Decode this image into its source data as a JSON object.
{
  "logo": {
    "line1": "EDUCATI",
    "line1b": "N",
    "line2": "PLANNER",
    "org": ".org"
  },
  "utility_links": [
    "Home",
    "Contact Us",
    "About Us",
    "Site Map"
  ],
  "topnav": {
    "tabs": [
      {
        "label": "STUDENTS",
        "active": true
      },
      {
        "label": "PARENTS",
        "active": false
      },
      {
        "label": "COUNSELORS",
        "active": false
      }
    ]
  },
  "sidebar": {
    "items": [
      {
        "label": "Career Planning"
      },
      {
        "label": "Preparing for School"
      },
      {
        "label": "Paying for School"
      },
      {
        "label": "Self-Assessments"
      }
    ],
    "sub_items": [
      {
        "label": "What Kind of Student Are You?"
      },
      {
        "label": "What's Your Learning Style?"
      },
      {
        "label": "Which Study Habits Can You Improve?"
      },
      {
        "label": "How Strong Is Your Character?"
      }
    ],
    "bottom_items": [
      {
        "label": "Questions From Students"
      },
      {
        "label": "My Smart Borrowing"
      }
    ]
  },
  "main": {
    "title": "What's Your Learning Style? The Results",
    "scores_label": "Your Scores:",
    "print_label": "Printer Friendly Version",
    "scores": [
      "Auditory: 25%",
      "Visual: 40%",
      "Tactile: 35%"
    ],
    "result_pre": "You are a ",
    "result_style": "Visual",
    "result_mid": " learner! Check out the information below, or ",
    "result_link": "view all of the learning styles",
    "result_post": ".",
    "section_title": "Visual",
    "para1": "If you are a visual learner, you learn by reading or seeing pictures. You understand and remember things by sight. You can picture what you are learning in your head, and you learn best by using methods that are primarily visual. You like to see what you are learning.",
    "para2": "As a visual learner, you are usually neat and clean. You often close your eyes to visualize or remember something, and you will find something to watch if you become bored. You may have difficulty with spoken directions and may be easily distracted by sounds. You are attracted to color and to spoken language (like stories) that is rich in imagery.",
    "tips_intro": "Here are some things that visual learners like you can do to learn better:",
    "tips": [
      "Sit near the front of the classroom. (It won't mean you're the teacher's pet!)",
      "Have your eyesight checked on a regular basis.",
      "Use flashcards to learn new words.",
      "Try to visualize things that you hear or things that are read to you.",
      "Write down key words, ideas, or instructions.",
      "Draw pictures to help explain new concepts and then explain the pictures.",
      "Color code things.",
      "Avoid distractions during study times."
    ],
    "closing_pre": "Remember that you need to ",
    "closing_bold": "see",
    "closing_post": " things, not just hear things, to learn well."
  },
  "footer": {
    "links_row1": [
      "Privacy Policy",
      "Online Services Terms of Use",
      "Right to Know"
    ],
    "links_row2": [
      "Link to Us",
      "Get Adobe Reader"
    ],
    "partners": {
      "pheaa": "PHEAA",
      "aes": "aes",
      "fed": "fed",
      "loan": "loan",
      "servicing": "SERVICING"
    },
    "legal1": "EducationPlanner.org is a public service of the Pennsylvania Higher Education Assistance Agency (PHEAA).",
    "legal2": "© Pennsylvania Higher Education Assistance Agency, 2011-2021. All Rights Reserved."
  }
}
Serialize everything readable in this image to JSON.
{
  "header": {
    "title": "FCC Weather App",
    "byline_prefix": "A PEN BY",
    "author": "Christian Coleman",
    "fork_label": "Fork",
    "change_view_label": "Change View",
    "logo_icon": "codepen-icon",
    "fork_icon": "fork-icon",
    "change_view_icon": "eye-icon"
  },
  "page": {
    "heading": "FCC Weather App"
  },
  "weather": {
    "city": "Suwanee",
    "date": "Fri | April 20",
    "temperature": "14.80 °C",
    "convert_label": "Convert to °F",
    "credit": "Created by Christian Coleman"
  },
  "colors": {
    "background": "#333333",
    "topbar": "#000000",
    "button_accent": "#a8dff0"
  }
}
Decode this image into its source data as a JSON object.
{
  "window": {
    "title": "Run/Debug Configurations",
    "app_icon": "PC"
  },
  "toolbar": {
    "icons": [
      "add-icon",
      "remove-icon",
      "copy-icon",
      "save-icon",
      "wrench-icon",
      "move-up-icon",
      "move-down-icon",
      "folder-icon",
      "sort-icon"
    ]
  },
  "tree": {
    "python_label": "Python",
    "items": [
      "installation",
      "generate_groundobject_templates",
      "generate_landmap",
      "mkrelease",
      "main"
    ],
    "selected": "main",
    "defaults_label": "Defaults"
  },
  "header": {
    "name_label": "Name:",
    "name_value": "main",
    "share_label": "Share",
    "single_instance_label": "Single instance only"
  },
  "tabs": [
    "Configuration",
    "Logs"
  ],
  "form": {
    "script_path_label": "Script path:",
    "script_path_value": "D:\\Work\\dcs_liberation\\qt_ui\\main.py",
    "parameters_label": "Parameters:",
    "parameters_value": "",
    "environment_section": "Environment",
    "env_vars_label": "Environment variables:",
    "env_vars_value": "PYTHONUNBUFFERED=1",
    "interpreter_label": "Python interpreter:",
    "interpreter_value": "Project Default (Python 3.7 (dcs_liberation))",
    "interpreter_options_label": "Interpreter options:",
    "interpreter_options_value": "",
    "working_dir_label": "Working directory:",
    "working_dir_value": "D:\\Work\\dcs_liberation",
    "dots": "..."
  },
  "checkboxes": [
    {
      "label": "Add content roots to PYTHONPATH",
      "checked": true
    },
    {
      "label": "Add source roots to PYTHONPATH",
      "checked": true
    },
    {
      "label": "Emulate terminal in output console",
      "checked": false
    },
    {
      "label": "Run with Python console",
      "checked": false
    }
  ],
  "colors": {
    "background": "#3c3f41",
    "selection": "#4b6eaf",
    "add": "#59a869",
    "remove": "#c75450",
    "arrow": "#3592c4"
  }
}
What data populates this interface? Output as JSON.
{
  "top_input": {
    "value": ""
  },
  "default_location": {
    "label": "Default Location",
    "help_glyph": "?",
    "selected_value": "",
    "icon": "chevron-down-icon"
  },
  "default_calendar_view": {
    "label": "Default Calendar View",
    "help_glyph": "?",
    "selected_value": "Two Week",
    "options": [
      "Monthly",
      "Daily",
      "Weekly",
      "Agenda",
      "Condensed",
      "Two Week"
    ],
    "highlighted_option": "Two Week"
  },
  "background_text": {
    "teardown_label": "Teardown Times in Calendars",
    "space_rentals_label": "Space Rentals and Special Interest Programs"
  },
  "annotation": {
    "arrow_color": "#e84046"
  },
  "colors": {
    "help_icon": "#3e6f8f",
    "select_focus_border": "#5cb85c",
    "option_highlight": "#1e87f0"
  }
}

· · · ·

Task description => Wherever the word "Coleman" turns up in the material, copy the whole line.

Answer box =>
    "author": "Christian Coleman",
    "credit": "Created by Christian Coleman"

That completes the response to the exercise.